I took the ASVAB test when I was in high school, and scored a 91, which really tickled my recruiter pink. He said I could basically sign up for any job I wanted, so the top paying job at the time was a Tactical Nuclear Engineer – a 6-year enlistment with a re-sign up bonus of $300,000 – this was in 1984, mind you. I also remember, as I was thinking about it, going to an arcade one day, and as I was playing pinball (yes, they still had them in those days), a couple of fine Marines came up to my machine and asked if I had thought about signing up for the military. I told them “Yes sir, I have.”, and they then asked “Do you know what branch you’re signing up for?”. I said “Yes sir, I have.”. They were a bit deflated when I informed them of my intention of joining the Navy. Oh, don’t get me wrong. I have a HUGE respect for the Marine Corps – they are a kick-butt bunch of men & women, but the Navy just seemed more my interest, so that’s what I went for.
After I graduated high school, I signed up at the recruiter’s office, and got my orders to get on the bus to take the five-hour ride to Butte, MT to take the physical. I was stoked! I was going to be part of the American dream – to serve our country in a branch that I really liked. I got to Butte, and was put up in a nice hotel room for the night. The next morning, I got up, had breakfast, and then went for my physical. I made it all the way through the testing, and then got to the vision part – I was told I had Alternating Exotropia, and was therefore disqualified from serving in the Navy. I was then told thanks for being interested, and then took the five-hour bus ride back to Billings.
Needless to say, I was deflated. Here my dream was – shattered before my very eyes. To elaborate, Alternating Exotropia is almost the reverse of cross-eyed. Your eyes see fine, but where most people’s vision comes together in a single picture and you can see true 3D – well, that doesn’t work for me. Magic Eye puzzles are a bad idea for a gift, and I don’t enjoy 3D movies as much as other people do (although when I went to see Tron Legacy, that’s is all they were showing it in). I still enjoyed the movie, but didn’t get the immersive effect I had paid for.
Now, I don’t really blame the government for giving me the 4F – they were just making sure that the people they took in could do everything they were asked to. I was willing to, but I guess my vision didn’t align with theirs – no pun intended.
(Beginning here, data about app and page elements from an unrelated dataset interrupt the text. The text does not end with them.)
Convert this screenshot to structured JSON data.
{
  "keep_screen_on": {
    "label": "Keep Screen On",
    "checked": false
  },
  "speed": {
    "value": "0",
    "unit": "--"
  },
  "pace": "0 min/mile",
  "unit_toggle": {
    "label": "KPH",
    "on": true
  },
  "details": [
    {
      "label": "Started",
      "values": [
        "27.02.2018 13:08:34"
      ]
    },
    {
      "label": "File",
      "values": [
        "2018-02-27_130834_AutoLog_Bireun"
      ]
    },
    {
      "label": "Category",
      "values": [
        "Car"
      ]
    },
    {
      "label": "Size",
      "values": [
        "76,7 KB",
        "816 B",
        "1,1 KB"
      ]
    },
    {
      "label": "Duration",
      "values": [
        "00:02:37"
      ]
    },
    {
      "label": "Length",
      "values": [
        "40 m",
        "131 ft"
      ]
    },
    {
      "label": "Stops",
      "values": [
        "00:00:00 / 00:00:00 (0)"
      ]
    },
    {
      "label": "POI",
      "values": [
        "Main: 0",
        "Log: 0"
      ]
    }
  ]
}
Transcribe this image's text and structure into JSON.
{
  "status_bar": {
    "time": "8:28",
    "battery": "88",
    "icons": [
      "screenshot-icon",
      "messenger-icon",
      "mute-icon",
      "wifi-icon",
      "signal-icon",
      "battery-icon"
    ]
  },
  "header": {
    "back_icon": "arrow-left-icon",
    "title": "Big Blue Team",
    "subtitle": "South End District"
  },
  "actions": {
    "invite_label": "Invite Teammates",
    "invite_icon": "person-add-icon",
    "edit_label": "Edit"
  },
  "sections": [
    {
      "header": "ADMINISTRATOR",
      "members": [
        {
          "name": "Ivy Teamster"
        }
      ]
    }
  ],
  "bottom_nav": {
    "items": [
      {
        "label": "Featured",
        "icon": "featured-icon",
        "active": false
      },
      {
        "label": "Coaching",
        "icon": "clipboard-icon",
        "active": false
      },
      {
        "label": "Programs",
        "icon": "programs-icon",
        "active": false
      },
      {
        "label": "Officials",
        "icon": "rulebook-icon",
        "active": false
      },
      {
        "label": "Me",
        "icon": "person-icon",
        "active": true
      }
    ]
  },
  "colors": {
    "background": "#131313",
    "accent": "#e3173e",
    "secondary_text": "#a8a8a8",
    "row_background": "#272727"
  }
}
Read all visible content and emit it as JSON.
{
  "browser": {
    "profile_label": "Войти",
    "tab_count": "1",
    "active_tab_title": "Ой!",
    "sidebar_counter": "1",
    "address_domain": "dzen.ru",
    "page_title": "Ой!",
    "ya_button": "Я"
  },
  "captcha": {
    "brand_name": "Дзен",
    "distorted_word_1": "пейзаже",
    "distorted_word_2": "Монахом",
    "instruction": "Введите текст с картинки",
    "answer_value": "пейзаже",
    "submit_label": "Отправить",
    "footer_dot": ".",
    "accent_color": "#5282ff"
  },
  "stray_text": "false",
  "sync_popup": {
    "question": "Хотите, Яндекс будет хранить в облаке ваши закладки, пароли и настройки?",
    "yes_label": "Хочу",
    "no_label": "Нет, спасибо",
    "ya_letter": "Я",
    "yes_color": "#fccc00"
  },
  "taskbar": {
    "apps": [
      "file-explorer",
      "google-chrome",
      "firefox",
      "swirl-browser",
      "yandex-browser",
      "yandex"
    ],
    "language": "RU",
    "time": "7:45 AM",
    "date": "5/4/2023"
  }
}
I still have a lot of respect for the Navy and all they do. I just wished I could have been a part of it.